As for the Saudis, I will take the Iranians 8 days a week ahead of the Saudis who (among other things) have bankrolled Al Qaeda and supplied 17 of the 19 people who attacked us on 9/11. Although there are individual Saudis who are admirable people, the government is and has been utterly cynical about bankrolling the spread of radical Islamic madrasas throughout the world in exchange for the radicals leaving the Kingdom alone. And just for the record, the Kingdom is one of the few places left on earth that still practices slavery and routinely uses maiming and beheading as punishment. (Where do you think ISIS got the idea?)
You always have to consider the alternative when you're trying to evaluate something like this. Getting Iran to abandon its nuclear program entirely was never on the table. So the alternative to this deal was not a better deal but no deal. No deal means the Iranians are free to pursue development of a nuclear weapon without any restrictions. No deal means the Iranian hardliners win and the reformers lose. Unless you are prepared to have the United States go to war with Iran to prevent the Iranians from developing a nuclear weapon, you have to look for a diplomatic alternative.
This deal accomplishes one modest goal: it delays for 10 years Iranian development of a nuclear weapon. It doesn't change Iran's foreign policy, it doesn't replace the Iranian government with a pro-western government, it doesn't remove the 10,000 or so rockets that Hizbollah has in Lebanon for shooting into Israel, etc etc. But no deal wouldn't do any of those things either, and would leave the Iranians free to develop a nuke.
If you think the deal is bad, you have to demonstrate either that (a) there was a better deal available or (b) no deal was better than this deal. Go for it.
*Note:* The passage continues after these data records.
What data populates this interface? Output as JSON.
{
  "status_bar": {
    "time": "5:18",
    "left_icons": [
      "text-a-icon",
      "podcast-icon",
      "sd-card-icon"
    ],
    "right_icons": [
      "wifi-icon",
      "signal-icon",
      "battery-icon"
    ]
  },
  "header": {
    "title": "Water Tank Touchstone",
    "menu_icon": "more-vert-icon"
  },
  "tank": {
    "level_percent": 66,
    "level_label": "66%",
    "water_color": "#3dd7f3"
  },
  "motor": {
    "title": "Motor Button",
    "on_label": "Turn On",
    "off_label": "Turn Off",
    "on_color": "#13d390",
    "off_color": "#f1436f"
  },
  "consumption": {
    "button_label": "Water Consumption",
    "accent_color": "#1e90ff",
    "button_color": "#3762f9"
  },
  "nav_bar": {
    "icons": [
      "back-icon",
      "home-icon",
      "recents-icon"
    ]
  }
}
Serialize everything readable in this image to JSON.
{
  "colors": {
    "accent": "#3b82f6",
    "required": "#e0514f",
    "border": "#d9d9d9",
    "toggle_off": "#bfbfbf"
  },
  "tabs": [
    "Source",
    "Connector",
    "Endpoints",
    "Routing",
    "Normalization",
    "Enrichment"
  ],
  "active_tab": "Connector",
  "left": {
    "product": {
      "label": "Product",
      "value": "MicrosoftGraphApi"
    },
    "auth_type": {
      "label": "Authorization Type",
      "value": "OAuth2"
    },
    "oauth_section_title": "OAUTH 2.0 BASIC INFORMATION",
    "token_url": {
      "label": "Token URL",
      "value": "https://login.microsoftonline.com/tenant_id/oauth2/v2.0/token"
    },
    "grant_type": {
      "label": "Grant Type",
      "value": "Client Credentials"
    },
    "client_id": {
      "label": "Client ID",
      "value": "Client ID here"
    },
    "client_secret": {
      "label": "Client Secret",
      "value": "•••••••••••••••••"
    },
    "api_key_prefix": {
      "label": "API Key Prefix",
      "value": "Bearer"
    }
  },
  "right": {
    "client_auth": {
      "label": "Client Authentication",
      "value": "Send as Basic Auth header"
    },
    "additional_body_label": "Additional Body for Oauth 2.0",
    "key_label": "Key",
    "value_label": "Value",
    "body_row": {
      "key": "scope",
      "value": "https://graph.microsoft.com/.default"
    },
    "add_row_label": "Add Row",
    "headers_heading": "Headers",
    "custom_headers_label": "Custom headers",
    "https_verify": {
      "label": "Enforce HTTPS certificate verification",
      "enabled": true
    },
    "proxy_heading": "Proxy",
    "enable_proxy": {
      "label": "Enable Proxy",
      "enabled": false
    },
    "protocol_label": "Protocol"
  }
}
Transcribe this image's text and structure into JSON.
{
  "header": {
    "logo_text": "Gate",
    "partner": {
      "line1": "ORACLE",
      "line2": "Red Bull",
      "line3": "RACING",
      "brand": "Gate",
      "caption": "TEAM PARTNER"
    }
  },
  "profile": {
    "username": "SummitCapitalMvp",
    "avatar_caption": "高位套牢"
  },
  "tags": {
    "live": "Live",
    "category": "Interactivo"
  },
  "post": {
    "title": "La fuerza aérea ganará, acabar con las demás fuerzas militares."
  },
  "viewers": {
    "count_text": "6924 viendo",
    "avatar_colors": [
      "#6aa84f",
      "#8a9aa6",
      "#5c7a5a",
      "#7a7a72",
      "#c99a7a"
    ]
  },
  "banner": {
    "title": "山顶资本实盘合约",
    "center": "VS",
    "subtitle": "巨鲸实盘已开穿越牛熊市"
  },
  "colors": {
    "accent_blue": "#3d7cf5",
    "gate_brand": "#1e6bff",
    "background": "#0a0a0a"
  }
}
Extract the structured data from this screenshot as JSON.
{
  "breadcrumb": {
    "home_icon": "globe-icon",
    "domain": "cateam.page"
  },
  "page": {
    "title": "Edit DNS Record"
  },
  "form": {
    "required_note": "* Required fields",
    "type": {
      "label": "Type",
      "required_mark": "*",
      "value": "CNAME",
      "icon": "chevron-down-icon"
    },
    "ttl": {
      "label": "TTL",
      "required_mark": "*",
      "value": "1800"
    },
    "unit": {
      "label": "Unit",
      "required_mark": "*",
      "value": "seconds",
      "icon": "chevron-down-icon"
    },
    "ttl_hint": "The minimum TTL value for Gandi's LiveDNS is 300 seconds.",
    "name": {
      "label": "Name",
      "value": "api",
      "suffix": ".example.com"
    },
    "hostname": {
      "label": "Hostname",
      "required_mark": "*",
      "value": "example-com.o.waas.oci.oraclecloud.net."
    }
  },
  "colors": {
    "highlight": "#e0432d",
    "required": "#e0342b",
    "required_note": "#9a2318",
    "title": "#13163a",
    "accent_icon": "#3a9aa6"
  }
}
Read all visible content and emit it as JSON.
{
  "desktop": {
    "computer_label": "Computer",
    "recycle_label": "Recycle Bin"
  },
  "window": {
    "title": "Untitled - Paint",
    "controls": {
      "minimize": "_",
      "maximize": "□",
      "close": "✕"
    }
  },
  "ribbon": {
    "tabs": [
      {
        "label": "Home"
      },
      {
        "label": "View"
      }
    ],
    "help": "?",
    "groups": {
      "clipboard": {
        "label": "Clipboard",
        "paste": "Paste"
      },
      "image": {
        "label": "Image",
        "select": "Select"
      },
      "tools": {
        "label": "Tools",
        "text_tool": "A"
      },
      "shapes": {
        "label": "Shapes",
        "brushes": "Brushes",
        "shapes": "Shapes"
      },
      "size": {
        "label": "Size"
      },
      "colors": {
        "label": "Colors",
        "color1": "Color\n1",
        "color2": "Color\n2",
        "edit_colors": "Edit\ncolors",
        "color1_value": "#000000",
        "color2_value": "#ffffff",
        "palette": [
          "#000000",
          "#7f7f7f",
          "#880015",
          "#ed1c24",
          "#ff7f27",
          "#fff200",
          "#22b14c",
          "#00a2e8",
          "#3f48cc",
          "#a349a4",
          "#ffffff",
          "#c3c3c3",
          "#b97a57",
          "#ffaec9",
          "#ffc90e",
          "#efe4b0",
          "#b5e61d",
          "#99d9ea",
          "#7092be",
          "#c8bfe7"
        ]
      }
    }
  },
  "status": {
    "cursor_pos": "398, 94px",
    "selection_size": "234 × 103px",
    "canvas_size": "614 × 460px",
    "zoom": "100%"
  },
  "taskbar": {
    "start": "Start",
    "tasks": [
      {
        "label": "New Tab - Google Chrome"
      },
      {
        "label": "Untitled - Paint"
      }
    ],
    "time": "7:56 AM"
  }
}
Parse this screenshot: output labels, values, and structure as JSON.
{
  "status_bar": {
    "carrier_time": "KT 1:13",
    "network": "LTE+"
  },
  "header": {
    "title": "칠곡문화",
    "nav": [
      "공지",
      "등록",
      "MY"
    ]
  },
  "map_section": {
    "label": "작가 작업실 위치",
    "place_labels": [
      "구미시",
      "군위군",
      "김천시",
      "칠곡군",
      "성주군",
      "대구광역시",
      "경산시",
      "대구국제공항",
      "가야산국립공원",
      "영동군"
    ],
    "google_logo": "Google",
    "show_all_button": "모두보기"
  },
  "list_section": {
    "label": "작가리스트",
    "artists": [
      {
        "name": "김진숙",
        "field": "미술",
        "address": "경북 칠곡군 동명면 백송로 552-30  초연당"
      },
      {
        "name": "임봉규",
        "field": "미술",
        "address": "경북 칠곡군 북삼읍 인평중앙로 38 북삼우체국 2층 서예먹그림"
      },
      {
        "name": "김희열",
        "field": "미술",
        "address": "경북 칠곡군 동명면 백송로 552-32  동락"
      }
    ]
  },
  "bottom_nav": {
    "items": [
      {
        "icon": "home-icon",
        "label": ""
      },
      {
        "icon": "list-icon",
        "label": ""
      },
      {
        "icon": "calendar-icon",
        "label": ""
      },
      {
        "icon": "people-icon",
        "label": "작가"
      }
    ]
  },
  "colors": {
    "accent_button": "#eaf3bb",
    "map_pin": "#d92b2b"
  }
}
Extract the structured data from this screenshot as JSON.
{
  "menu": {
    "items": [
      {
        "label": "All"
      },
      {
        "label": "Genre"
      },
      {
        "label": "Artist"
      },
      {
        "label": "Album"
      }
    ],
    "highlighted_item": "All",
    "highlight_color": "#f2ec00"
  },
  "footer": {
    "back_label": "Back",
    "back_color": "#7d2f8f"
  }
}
The Univision poll was of Hispanic VOTERS. You know, like, American citizens. People like Marco Rubio, Ted Cruz, the mayor of Los Angeles....